But why? Why the negative atmosphere about the state of the novel? Is it really that bleak? What’s the point of fiction anyway? Can a novel have a great story and still be deep and rich in its content? I think it can. In fact, I think all the factors mentioned above—strong characters, nice plot with twists and turns, good storyline, and cultural relevance—are all needed to make a novel stand out amongst the crowd and be great. However, not all novelists write novels with all these elements in their novels. But this doesn’t necessarily make their novels, “bad novels.”

Like trends in art as paintings change, trends in art as fiction changes too. When the Cubists—Picasso, Braque, Gris, and the like—arrived on the art scene, their work (which was more surrealist in scope) was not well received. In fact, most art critics shunned their style, their lack of realism (which was the norm at the time), and these critics just didn’t get it. A hundred years later, looking back, art critics now realize the importance of the Cubists in the movement from one genre of art to another and how their art reflected the time.

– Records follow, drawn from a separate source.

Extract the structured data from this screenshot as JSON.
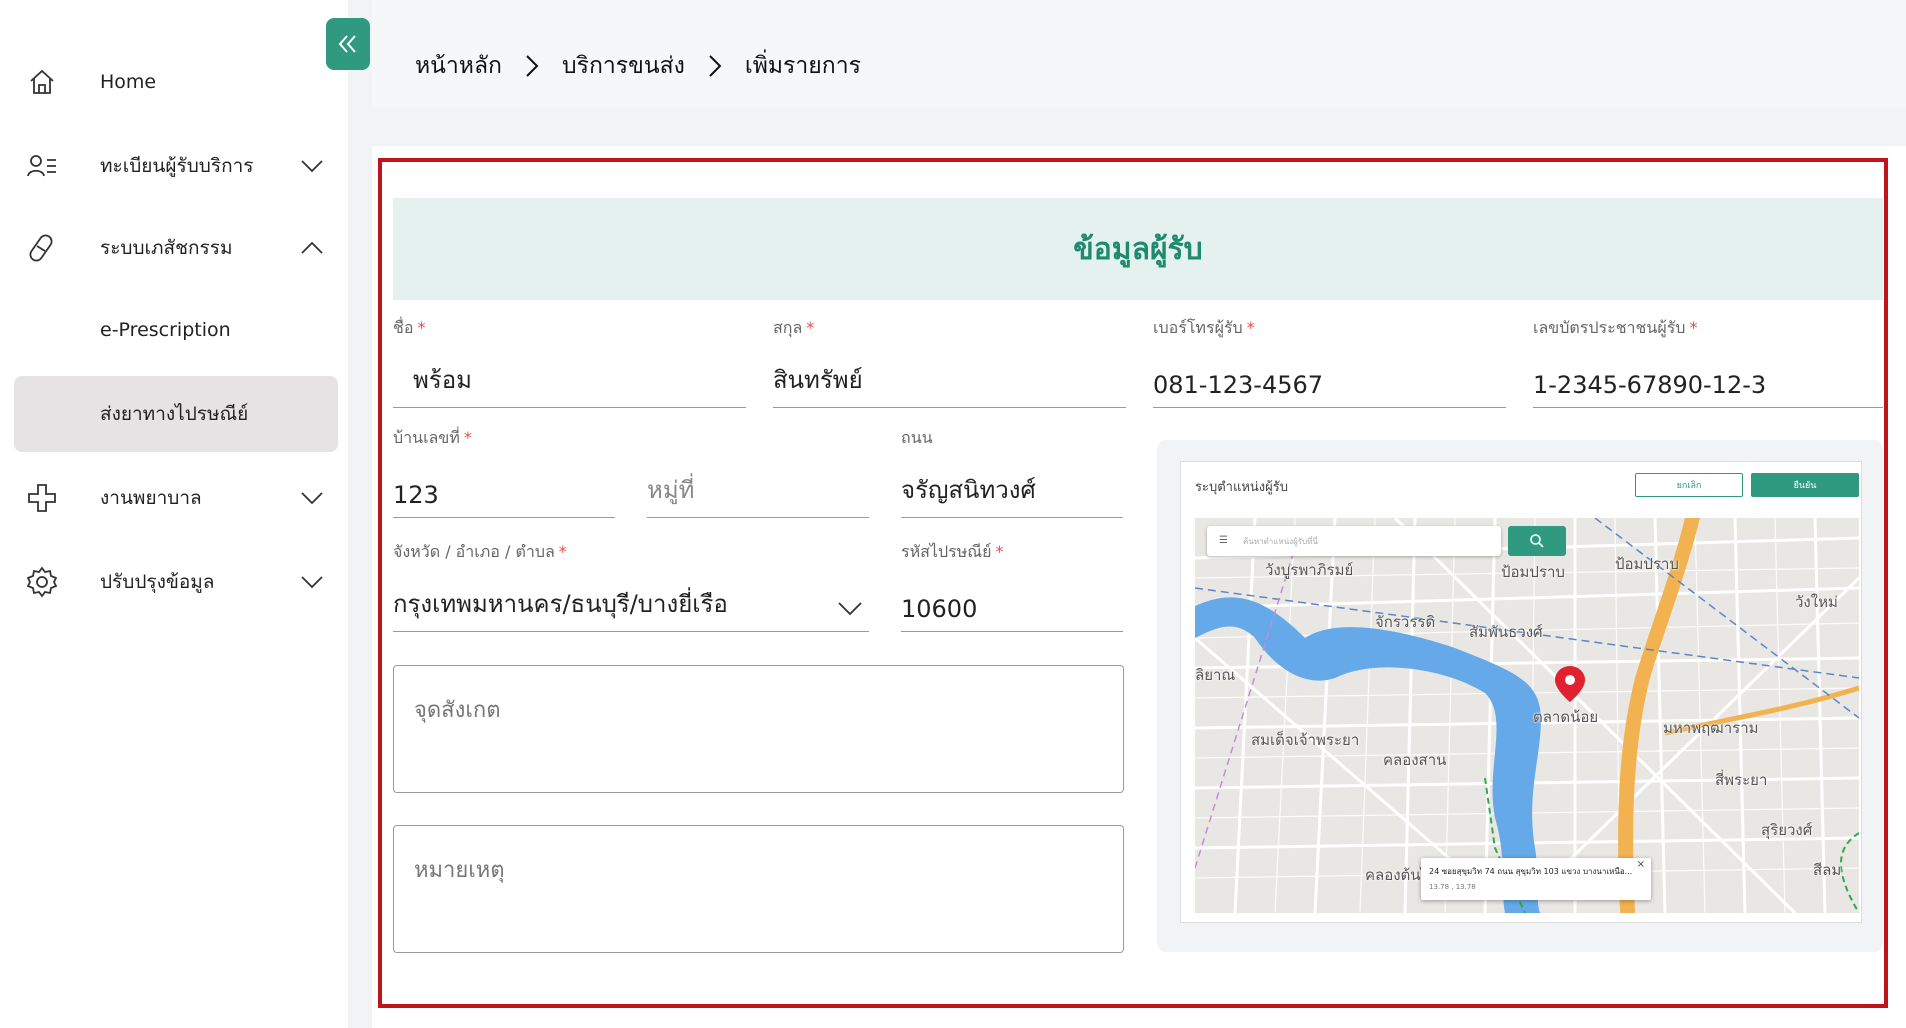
{
  "sidebar": {
    "collapse_icon": "double-chevron-left-icon",
    "items": [
      {
        "label": "Home",
        "icon": "home-icon",
        "chevron": ""
      },
      {
        "label": "ทะเบียนผู้รับบริการ",
        "icon": "user-list-icon",
        "chevron": "down"
      },
      {
        "label": "ระบบเภสัชกรรม",
        "icon": "pill-icon",
        "chevron": "up"
      },
      {
        "label": "e-Prescription",
        "icon": "",
        "chevron": ""
      },
      {
        "label": "ส่งยาทางไปรษณีย์",
        "icon": "",
        "chevron": "",
        "active": true
      },
      {
        "label": "งานพยาบาล",
        "icon": "medical-cross-icon",
        "chevron": "down"
      },
      {
        "label": "ปรับปรุงข้อมูล",
        "icon": "gear-icon",
        "chevron": "down"
      }
    ]
  },
  "breadcrumb": [
    "หน้าหลัก",
    "บริการขนส่ง",
    "เพิ่มรายการ"
  ],
  "section_title": "ข้อมูลผู้รับ",
  "form": {
    "first_name": {
      "label": "ชื่อ",
      "value": "พร้อม"
    },
    "last_name": {
      "label": "สกุล",
      "value": "สินทรัพย์"
    },
    "phone": {
      "label": "เบอร์โทรผู้รับ",
      "value": "081-123-4567"
    },
    "id_card": {
      "label": "เลขบัตรประชาชนผู้รับ",
      "value": "1-2345-67890-12-3"
    },
    "house_no": {
      "label": "บ้านเลขที่",
      "value": "123"
    },
    "moo": {
      "placeholder": "หมู่ที่"
    },
    "road": {
      "label": "ถนน",
      "value": "จรัญสนิทวงศ์"
    },
    "province": {
      "label": "จังหวัด / อำเภอ / ตำบล",
      "value": "กรุงเทพมหานคร/ธนบุรี/บางยี่เรือ"
    },
    "postcode": {
      "label": "รหัสไปรษณีย์",
      "value": "10600"
    },
    "landmark": {
      "placeholder": "จุดสังเกต"
    },
    "note": {
      "placeholder": "หมายเหตุ"
    },
    "required_mark": "*"
  },
  "map": {
    "title": "ระบุตำแหน่งผู้รับ",
    "cancel_label": "ยกเลิก",
    "confirm_label": "ยืนยัน",
    "search_placeholder": "ค้นหาตำแหน่งผู้รับที่นี่",
    "labels": [
      "วังบูรพาภิรมย์",
      "ป้อมปราบ",
      "ป้อมปราบ",
      "วังใหม่",
      "จักรวรรดิ",
      "สัมพันธวงศ์",
      "ตลาดน้อย",
      "มหาพฤฒาราม",
      "สมเด็จเจ้าพระยา",
      "คลองสาน",
      "สี่พระยา",
      "สุริยวงศ์",
      "สีลม",
      "คลองต้นไทร",
      "ลิยาณ"
    ],
    "popup_address": "24 ซอยสุขุมวิท 74 ถนน สุขุมวิท 103 แขวง บางนาเหนือ...",
    "popup_coords": "13.78 , 13.78",
    "popup_close": "×",
    "colors": {
      "river": "#66a9e8",
      "highway": "#f2b24f",
      "pin": "#e0212e"
    }
  },
  "colors": {
    "accent": "#2f9a80",
    "highlight_border": "#c0141c",
    "required": "#e05050"
  }
}
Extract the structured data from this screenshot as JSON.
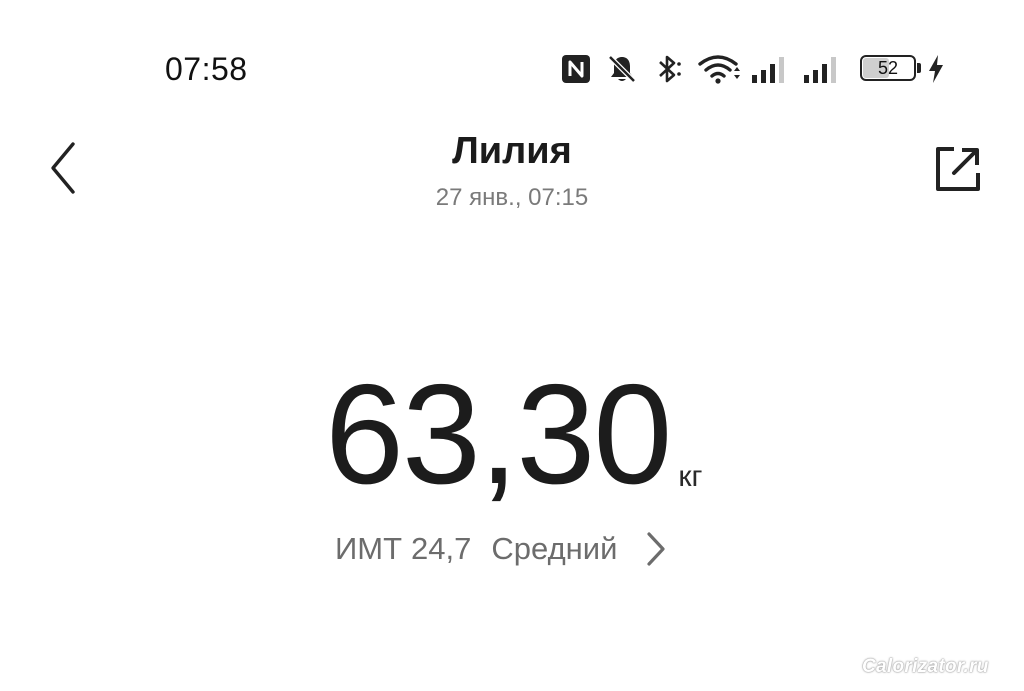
{
  "status_bar": {
    "time": "07:58",
    "battery_level": "52",
    "battery_fraction": 0.52,
    "icons": [
      "nfc-icon",
      "mute-bell-icon",
      "bluetooth-icon",
      "wifi-icon",
      "signal-icon",
      "signal-icon",
      "battery-icon",
      "charging-icon"
    ]
  },
  "header": {
    "title": "Лилия",
    "subtitle": "27 янв., 07:15",
    "back_icon": "chevron-left-icon",
    "share_icon": "share-icon"
  },
  "measurement": {
    "weight": "63,30",
    "unit": "кг"
  },
  "bmi": {
    "label": "ИМТ",
    "value": "24,7",
    "status": "Средний",
    "chevron_icon": "chevron-right-icon"
  },
  "watermark": {
    "text": "Calorizator.ru"
  },
  "colors": {
    "background": "#ffffff",
    "text_primary": "#1b1b1b",
    "text_secondary": "#7a7a7a",
    "bmi_text": "#6c6c6c"
  }
}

Critics of fiction today (e.g. Lee Siegel from his New York Observer article titled Where Have All the Mailers Gone?), lamenting the lack of Mailers in the current arena of fiction, I think, have missed the point of fiction. Siegel has reduced fiction to something that must be culturally relevant; if it isn’t, it’s a sign that writers today are merely writing as a means of profession and not as a vocation (a calling if you will). According to Siegel, writing as a profession churns out marginal fiction that is irrelevant. Writing as vocation produces works that speak to a culture that needs to hear the message. I don’t completely disagree with Siegel in that fiction was, and still can be, an avenue by which writers communicate necessary messages, via stories, to the public. However, I do think the public landscape has changed dramatically since the “Mailers” were turning out their messages. Not only has the public landscape changed, but also the way the public gets its information, and writers of fiction (and critics of fiction) must realize that while a message still needs to be given, the way in which the message is presented may need to be tweaked.

I say this, not because I think novels are currently irrelevant, but to say that writers must be more entertaining and clever at how they present their messages. A writer must compete with many mediums in order to be read. So there’s a need for writers to be more innovative in their presentation. It’ true, the “Mailers” have faded away to a large degree, but writers like Rushdie, Wallace (when he was alive), McEwan, McCarthy, Russo, and even Irving and King are demonstrating a certain dissent to the public about various issues in their works. They’re simply not presenting their dissent the same way Norman Mailer did.

I agree with Siegel when he declares, “If fiction were still urgently alive, it would not allow itself to be so easily formulated, evaluated and assigned a grade.” However, all is not lost to formula writing, all is not lost to what Siegel calls the “PR ploy of the magazine” [The New Yorker and its 20 Under 40 series], or the lack of seminal mischief in the world of fiction. All is not lost. But the public has changed, and if fiction wants to stay alive in the way Siegel wishes it would, then writers of fiction must find different ways to present their “message” to the public. Going back to Norman Mailer when Mailer is, perhaps, no longer relevant, is not the answer. Take Mailers’ method, push it forward, tweak it, improve it, and move on. If fiction remains something that is “untouchable” to the public, and does not move with the changes, it will become irrelevant, and Siegel really will be left to reminiscing about the “Mailer days.”

[I originally posted this essay here at Word Painting back on July 31, 2010. Here’s another look at it.]

littlebrown:

Thanks for the infographic, Canada.

Readers Save the World …

Create a world in which these things do or do not exist, or in which they are extended in some way. Test reality against this fiction. The reader will recognize the world that you’re talking about, even though it may be another one altogether
Theodore Sturgeon